Washington, Nov 14 : Scientists have solved a 77-million-year old mystery of a unique fossilized nest and eggs, by determining the egg layer to be a small theropod (meat-eating) dinosaur.
The scientific detective work was conducted by University of Calgary (U of C) and Royal Tyrrell Museum researchers.
"Working out who the culprit was in this egg abandonment tragedy is a difficult problem to crack," said Darla Zelenitsky, U of C paleontologist and the lead author of the research.
"After further investigation, we discovered that this find is rarer than we first thought. It is a one of a kind fossil.

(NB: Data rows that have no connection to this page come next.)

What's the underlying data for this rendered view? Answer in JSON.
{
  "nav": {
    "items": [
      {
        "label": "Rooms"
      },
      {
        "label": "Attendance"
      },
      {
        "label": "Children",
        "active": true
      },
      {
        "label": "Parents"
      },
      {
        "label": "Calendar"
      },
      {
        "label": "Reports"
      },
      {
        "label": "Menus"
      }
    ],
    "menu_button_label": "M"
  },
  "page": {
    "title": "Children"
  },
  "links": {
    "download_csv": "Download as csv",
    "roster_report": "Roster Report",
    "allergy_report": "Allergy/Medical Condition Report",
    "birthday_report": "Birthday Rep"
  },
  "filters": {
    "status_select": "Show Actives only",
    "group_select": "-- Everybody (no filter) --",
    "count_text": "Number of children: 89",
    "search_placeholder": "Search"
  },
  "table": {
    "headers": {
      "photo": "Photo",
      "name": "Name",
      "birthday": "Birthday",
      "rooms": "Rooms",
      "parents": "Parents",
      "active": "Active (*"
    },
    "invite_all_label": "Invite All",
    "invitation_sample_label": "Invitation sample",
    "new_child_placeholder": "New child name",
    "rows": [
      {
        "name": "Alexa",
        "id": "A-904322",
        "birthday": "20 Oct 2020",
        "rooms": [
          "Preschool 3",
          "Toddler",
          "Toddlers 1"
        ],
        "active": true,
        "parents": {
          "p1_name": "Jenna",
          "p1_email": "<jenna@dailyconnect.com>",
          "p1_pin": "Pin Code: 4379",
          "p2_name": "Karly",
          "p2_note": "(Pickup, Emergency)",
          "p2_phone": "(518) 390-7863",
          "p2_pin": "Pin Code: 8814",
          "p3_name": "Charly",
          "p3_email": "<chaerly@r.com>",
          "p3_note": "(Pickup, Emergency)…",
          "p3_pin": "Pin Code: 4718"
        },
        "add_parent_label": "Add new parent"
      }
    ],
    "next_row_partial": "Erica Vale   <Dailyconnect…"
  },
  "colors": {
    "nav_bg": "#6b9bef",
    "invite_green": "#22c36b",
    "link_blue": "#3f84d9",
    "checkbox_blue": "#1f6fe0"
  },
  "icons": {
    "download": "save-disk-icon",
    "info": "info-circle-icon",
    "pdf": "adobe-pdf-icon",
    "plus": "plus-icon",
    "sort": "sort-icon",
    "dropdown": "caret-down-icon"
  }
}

In fact, it is the first nest of its kind in the world," she added.
According to Zelenitsky, she first saw the nest in a private collection, which had been collected in Montana in the 1990s.
The nest was labeled as belonging to a hadrosaur (duck-billed) dinosaur, but she soon discovered it was mistakenly identified.
In putting all the data together, she realized they had a small theropod (meat-eating) dinosaur nest.
"Nests of small theropods are rare in North America and only those of the dinosaur Troodon have been identified previously," said Zelenitsky.
"Based on characteristics of the eggs and nest, we know that the nest belonged to either a caenagnathid or a small raptor, both small meat-eating dinosaurs closely related to birds. Either way, it is the first nest known for these small dinosaurs," she added.
The nest tells scientists more about the behaviour of the animal as well as some valuable information relating to the characteristics of modern birds.
"Our research tells us a lot about the dinosaur that laid the eggs and how it built its nest," said Francois Therrien, a co-investigator in the study and curator of dinosaur palaeoecology at the Royal Tyrrell Museum in Drumheller.
The fossil nest is a mound of sand about half a metre across and weighing as much as a small person.
The eggs were laid two at a time, on the sloping sides of the mound, and form a ring around its flat top, where the nesting dinosaur would have sat and brooded its clutch.
"Based on features of the nest, we know that the mother dug in freshly deposited sand, possibly the shore of a river, to build a mound against which she laid her eggs and on which she sat to brood the eggs," said Therrien.